"But going forward the bad news is, these (transitional and now emerging) countries are now competing against Malaysia and Thailand for trade, commerce and investment. Some of the new players have enormous populations (China and India it goes without saying, but also Pakistan, Bangladesh and Vietnam). Others have small populations but untapped natural resources that they are keen to exploit (Kazakhstan and Mongolia)." Already, Malaysia and Thailand have been overshadowed by the excitement of these new places. Their stock markets have received less weighting as a percentage in the Morgan Stanley Capital International Index (MSCI). Malaysia enjoyed a peak in May 1995, with a weighting in the MSCI of 16.2. Now its weighting is 4.5 per cent. Thailand has faced a similar situation, with an MSCI weighting of 10.1 per cent in June 1995 and now 2.2 per cent. This implies that other emerging markets have been taking away the investment that would have otherwise gone to Malaysia and Thailand.

Compete or die.

The two neighbours need to do something to improve their attractiveness, as global changes unfold before their eyes. Unfortunately, Thailand has not yet started to rethink its future or how it plans to compete in the years ahead. Singapore laid down its economic plan for the global economy four or five years ago. Malaysia has also taken several steps to improve its attractiveness. Vietnam has done an excellent job in opening up. But Thailand - facing an ongoing political crisis - has to pull itself together quickly and mobilise all its resources in order to make sure it's going in the right direction.

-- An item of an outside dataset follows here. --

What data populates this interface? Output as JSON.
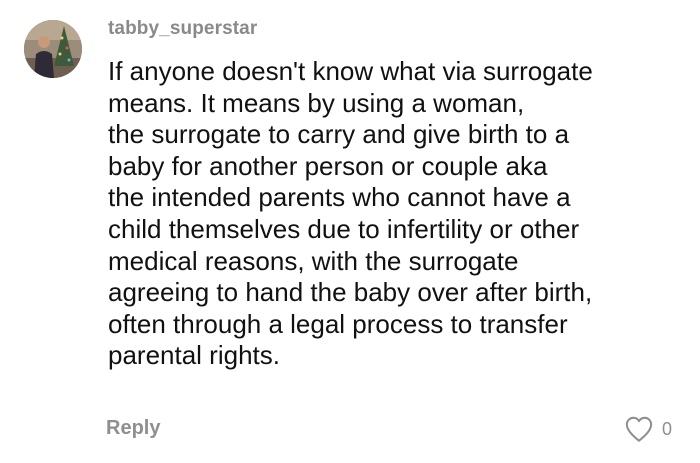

Thailand has all the potential in the world. It is truly the suvarnaphumi. But the bureaucracy, the military and the anti-foreigner capitalist elite want to protect their interests. The last thing they want is Thailand to liberalize its economy and political system. They want to keep the poor disenfranchised, stupid and powerless.

But Thanong will never talk about this, because he is part of the Thai elite that wants to maintain its feudal, social and economic privileges.


Anonymous said...

You say, "Of all the these economies, Thailand had the biggest head start in the 1850's," based on what evidence? Do you mean because Siam was an independent country and the Bowring treating brought trade and prosperity? I think it benefited only a tiny percentage, specifically members of the ruling/royal family. Compare this to Singapore, say, where free trade benefited a wider base people. Politically, it would seem that Siam also had a head start when absolute monarchy was abolished, equivalent to independence for the neighbors. Unfortunately, we'll still stuck where we were in 1932 while several neighbors have forged ahead. I agree with you, if we had half competant leaders we could be a great country in this region.

Anonymous said...

The problem is that the leaders are inevitably drawn from the people. The people are hampered by a Victorian education systm and a restrictive culture which actively seeks to prevent the development of excellence, instead focusing on the patronage system where age and status (which may well have been bought) are respected and not worth. It is the form over substance problem again.

I heard that when a private University in the Philipines went bust, one of the last duties performed was to come here and sell bogus doctorates to numerous Thai parliamentarians. I cant judge the truth of this of course but the very fact that it is given any credence at all speaks volumes for the Thai approach to life.

And it isnt going to change any time soon.